▸ How to complete this task
The answer must consist solely of the line containing "Give me the" and every line after it in the records below, through the last, each reproduced exactly.

Records to use section start

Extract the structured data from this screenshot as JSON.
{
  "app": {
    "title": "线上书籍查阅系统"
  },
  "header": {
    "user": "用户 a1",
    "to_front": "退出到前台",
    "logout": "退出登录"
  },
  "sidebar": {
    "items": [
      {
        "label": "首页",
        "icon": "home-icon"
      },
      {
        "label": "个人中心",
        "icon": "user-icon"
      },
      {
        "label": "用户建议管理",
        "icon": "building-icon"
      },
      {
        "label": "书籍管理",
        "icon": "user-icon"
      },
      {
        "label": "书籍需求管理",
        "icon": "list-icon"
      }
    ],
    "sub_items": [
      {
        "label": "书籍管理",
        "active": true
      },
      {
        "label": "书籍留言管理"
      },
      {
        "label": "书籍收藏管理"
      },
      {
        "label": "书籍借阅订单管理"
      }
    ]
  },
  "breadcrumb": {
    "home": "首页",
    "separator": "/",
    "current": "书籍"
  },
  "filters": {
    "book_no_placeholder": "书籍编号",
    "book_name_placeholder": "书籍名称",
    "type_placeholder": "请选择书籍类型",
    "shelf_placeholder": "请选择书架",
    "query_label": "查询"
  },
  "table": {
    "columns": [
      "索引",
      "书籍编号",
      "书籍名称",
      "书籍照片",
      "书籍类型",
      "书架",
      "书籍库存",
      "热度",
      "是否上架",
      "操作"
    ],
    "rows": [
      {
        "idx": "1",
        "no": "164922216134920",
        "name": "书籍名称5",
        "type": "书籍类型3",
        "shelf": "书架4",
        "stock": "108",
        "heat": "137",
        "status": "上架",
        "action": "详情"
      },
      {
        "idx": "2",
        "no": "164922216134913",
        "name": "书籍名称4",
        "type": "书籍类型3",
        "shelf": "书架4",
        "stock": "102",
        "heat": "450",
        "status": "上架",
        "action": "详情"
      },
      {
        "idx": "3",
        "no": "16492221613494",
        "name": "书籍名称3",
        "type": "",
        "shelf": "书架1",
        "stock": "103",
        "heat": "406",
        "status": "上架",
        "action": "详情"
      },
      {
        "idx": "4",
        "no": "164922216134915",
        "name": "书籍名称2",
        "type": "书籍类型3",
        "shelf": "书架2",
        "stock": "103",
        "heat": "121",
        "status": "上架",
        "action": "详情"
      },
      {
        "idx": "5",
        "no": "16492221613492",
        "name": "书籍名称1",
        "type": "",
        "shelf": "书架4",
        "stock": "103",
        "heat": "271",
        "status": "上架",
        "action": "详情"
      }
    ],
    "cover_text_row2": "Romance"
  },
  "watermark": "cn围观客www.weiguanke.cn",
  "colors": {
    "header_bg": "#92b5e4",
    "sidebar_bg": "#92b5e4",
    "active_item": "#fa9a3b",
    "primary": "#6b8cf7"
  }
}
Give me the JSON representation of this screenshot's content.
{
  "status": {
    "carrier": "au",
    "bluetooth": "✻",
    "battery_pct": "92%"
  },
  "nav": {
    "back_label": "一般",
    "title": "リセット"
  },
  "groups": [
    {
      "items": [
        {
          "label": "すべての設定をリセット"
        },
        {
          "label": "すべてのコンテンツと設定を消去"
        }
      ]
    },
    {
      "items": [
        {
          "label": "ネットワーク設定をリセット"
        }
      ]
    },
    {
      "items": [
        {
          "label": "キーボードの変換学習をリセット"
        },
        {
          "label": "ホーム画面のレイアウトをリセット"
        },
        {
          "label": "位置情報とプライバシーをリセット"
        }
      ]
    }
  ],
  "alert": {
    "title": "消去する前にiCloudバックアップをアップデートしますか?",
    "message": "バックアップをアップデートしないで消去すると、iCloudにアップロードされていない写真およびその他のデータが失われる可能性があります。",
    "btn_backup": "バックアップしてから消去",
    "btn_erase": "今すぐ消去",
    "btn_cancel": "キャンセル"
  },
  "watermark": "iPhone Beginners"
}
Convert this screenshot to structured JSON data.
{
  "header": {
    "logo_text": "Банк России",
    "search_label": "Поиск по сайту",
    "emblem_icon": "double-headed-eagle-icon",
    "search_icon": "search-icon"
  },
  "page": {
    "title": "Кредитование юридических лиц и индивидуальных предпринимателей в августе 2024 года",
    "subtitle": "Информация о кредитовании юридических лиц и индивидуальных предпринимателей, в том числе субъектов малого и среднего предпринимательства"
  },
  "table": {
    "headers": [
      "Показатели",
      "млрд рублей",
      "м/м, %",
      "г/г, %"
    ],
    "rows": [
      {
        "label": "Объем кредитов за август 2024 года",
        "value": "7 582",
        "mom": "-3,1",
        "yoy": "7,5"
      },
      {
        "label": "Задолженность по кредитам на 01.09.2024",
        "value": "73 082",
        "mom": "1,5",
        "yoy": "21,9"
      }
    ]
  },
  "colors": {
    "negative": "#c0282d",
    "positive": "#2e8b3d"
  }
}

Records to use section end

▸ Task result
Give me the JSON representation of this screenshot's content.
{
  "status": {
    "carrier": "au",
    "bluetooth": "✻",
    "battery_pct": "92%"
  },
  "nav": {
    "back_label": "一般",
    "title": "リセット"
  },
  "groups": [
    {
      "items": [
        {
          "label": "すべての設定をリセット"
        },
        {
          "label": "すべてのコンテンツと設定を消去"
        }
      ]
    },
    {
      "items": [
        {
          "label": "ネットワーク設定をリセット"
        }
      ]
    },
    {
      "items": [
        {
          "label": "キーボードの変換学習をリセット"
        },
        {
          "label": "ホーム画面のレイアウトをリセット"
        },
        {
          "label": "位置情報とプライバシーをリセット"
        }
      ]
    }
  ],
  "alert": {
    "title": "消去する前にiCloudバックアップをアップデートしますか?",
    "message": "バックアップをアップデートしないで消去すると、iCloudにアップロードされていない写真およびその他のデータが失われる可能性があります。",
    "btn_backup": "バックアップしてから消去",
    "btn_erase": "今すぐ消去",
    "btn_cancel": "キャンセル"
  },
  "watermark": "iPhone Beginners"
}
Convert this screenshot to structured JSON data.
{
  "header": {
    "logo_text": "Банк России",
    "search_label": "Поиск по сайту",
    "emblem_icon": "double-headed-eagle-icon",
    "search_icon": "search-icon"
  },
  "page": {
    "title": "Кредитование юридических лиц и индивидуальных предпринимателей в августе 2024 года",
    "subtitle": "Информация о кредитовании юридических лиц и индивидуальных предпринимателей, в том числе субъектов малого и среднего предпринимательства"
  },
  "table": {
    "headers": [
      "Показатели",
      "млрд рублей",
      "м/м, %",
      "г/г, %"
    ],
    "rows": [
      {
        "label": "Объем кредитов за август 2024 года",
        "value": "7 582",
        "mom": "-3,1",
        "yoy": "7,5"
      },
      {
        "label": "Задолженность по кредитам на 01.09.2024",
        "value": "73 082",
        "mom": "1,5",
        "yoy": "21,9"
      }
    ]
  },
  "colors": {
    "negative": "#c0282d",
    "positive": "#2e8b3d"
  }
}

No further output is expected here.